*** Opening of Provided records ***

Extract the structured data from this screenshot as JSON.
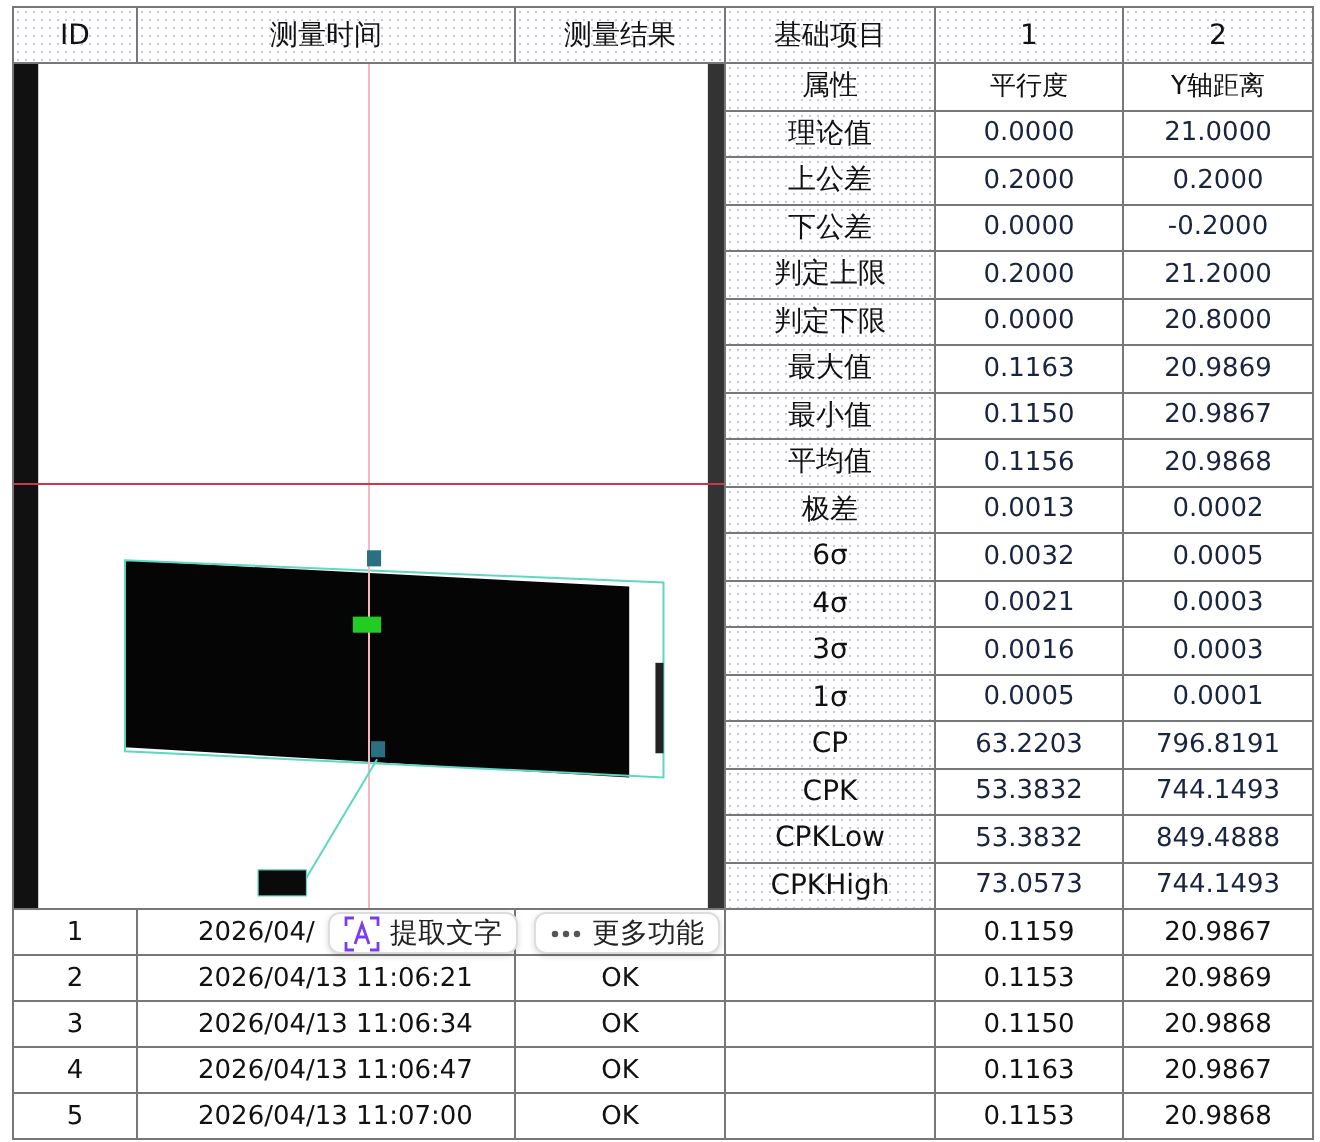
{
  "table": {
    "columns": [
      "ID",
      "测量时间",
      "测量结果",
      "基础项目",
      "1",
      "2"
    ],
    "stats": [
      {
        "label": "属性",
        "values": [
          "平行度",
          "Y轴距离"
        ]
      },
      {
        "label": "理论值",
        "values": [
          "0.0000",
          "21.0000"
        ]
      },
      {
        "label": "上公差",
        "values": [
          "0.2000",
          "0.2000"
        ]
      },
      {
        "label": "下公差",
        "values": [
          "0.0000",
          "-0.2000"
        ]
      },
      {
        "label": "判定上限",
        "values": [
          "0.2000",
          "21.2000"
        ]
      },
      {
        "label": "判定下限",
        "values": [
          "0.0000",
          "20.8000"
        ]
      },
      {
        "label": "最大值",
        "values": [
          "0.1163",
          "20.9869"
        ]
      },
      {
        "label": "最小值",
        "values": [
          "0.1150",
          "20.9867"
        ]
      },
      {
        "label": "平均值",
        "values": [
          "0.1156",
          "20.9868"
        ]
      },
      {
        "label": "极差",
        "values": [
          "0.0013",
          "0.0002"
        ]
      },
      {
        "label": "6σ",
        "values": [
          "0.0032",
          "0.0005"
        ]
      },
      {
        "label": "4σ",
        "values": [
          "0.0021",
          "0.0003"
        ]
      },
      {
        "label": "3σ",
        "values": [
          "0.0016",
          "0.0003"
        ]
      },
      {
        "label": "1σ",
        "values": [
          "0.0005",
          "0.0001"
        ]
      },
      {
        "label": "CP",
        "values": [
          "63.2203",
          "796.8191"
        ]
      },
      {
        "label": "CPK",
        "values": [
          "53.3832",
          "744.1493"
        ]
      },
      {
        "label": "CPKLow",
        "values": [
          "53.3832",
          "849.4888"
        ]
      },
      {
        "label": "CPKHigh",
        "values": [
          "73.0573",
          "744.1493"
        ]
      }
    ],
    "rows": [
      {
        "id": "1",
        "time": "2026/04/",
        "values": [
          "0.1159",
          "20.9867"
        ]
      },
      {
        "id": "2",
        "time": "2026/04/13 11:06:21",
        "result": "OK",
        "values": [
          "0.1153",
          "20.9869"
        ]
      },
      {
        "id": "3",
        "time": "2026/04/13 11:06:34",
        "result": "OK",
        "values": [
          "0.1150",
          "20.9868"
        ]
      },
      {
        "id": "4",
        "time": "2026/04/13 11:06:47",
        "result": "OK",
        "values": [
          "0.1163",
          "20.9867"
        ]
      },
      {
        "id": "5",
        "time": "2026/04/13 11:07:00",
        "result": "OK",
        "values": [
          "0.1153",
          "20.9868"
        ]
      }
    ]
  },
  "floating_toolbar": {
    "buttons": [
      {
        "kind": "extract",
        "label": "提取文字"
      },
      {
        "kind": "more",
        "label": "更多功能"
      }
    ]
  }
}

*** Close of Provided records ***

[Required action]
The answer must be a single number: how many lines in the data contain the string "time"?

[Finished task]
5